You may note the Canadian spelling above. As soon as I hit the border, I am compelled to add the letter “u” to words that do not require it in the U.S.—like “colour” or “harbour.” Also the letter “s” must be exchanged for “z” in words like “civilised” or “recognise.”
It’s a “when in Rome” kind of thing, really. And I’m happy to do it. Because once I get to Victoria, there are some “must-do’s” on my list, especially around the Inner Harbour.
I must admire the grandeur of The Empress Hotel, the grande dame and centerpiece facing the harbour.
I also love the little water taxis, the Victoria Harbour ferries, that zip around like busy bees, dodging bigger boats and ferries, as well as the float planes taking off and landing. How they coordinate so well amazes locals and visitors alike. You can take a water taxi up into the Gorge and get a water-level view and a good bit of local history from the very knowledgeable captains.
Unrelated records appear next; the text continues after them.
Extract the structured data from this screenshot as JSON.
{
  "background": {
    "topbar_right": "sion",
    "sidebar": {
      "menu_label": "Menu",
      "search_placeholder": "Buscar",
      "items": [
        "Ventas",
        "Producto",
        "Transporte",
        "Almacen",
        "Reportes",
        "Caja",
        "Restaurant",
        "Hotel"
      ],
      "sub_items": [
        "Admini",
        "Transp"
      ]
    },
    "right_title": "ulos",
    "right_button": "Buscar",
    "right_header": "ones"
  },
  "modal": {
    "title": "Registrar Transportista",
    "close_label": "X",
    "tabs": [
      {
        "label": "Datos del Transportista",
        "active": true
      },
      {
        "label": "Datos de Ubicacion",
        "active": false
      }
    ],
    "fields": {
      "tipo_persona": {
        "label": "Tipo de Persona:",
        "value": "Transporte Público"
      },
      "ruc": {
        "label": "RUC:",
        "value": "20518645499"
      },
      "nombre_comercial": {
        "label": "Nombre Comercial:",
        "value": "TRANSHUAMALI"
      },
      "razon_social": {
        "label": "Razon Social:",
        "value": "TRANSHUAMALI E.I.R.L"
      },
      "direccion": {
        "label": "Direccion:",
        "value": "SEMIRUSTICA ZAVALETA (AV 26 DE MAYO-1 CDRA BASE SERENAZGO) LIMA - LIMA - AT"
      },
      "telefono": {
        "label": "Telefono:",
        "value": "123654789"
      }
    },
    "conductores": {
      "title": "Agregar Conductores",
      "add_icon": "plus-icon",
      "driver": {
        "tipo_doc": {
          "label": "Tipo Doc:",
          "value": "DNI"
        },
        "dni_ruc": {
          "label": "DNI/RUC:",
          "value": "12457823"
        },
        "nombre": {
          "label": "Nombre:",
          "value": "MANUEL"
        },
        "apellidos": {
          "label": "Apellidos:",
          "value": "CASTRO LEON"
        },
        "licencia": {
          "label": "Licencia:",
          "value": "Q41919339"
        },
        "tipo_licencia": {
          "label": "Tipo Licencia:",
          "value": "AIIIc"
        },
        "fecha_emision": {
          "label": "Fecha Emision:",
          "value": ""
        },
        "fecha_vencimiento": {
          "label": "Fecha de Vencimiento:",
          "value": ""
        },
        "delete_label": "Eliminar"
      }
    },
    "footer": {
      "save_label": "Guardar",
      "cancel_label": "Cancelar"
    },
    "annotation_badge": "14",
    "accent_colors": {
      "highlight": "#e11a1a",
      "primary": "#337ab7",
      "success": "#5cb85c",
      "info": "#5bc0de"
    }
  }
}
Also high on my Victoria list are the two M’s: Murchies and Munro’s, cheek by jowl on Government Street. Murchies, home of fabulous tea, and Munro’s, wonderful bookstore, are places I can spend waaaaaayyy too much time and money. They are staffed with kind and knowledgeable salespeople who have mastered the delicate art of being helpful without being oppressive. And I love walking into Munro’s. It’s like a Victorian bank on the outside and a lovely library inside. Plus, if you give them money, they let you take the books home forever.
Another one of my favourite things is to oogle the Legislative Assembly building (aka Parliament) because it’s so much more stately than anything in the states. It reeks of England—in fact, it is a replica of the English Parliament building. And every night at dusk (which in the summer is about 9:30 p.m.), thousands of bulbs wink on and light up the place.
As if that weren’t enough, you can go inside the Legislative Assembly building for a free tour and walk the same halls that Queen Elizabeth does when she pops over for visits. (Canada no longer “belongs” to England, but it does maintain close ties, especially to British Columbia. Jolly good, I say.)
But you and I (as rowdy Americans even) can make our way to the basement to the Legislative Dining Room and have breakfast, lunch or tea in wood-paneled splendour, with the faces of long-dead members of Parliament looking down on you from period photographs. Love the shrimp sandwich, by the way.
We also love the dining room because of Mur Meadows, waiter and playwright, a charming man who regales diners (only if they ask, of course) with tales of his current projects.
His play, “The Return of Love,” is not only available online but also available free to theater groups that wish to perform it.
I’ve already written about my favourite tea room, the James Bay, but I’ll also give a little shout-out to our favourite fish and chips place, Barb’s, on fisherman’s wharf. It’s an easy walk from the Inner Harbour, or a quick ride in a water taxi. You eat outdoors, under a tent, right on the dock, and we are quite fond of the halibut and chips combo. It is not cheap, greasy fish and chips, but high-quality stuff.
If you’ve been to Victoria, I imagine you have your favourite spots, too. What are some of yours? Toss a comment this way, and I’ll add them to my list, too!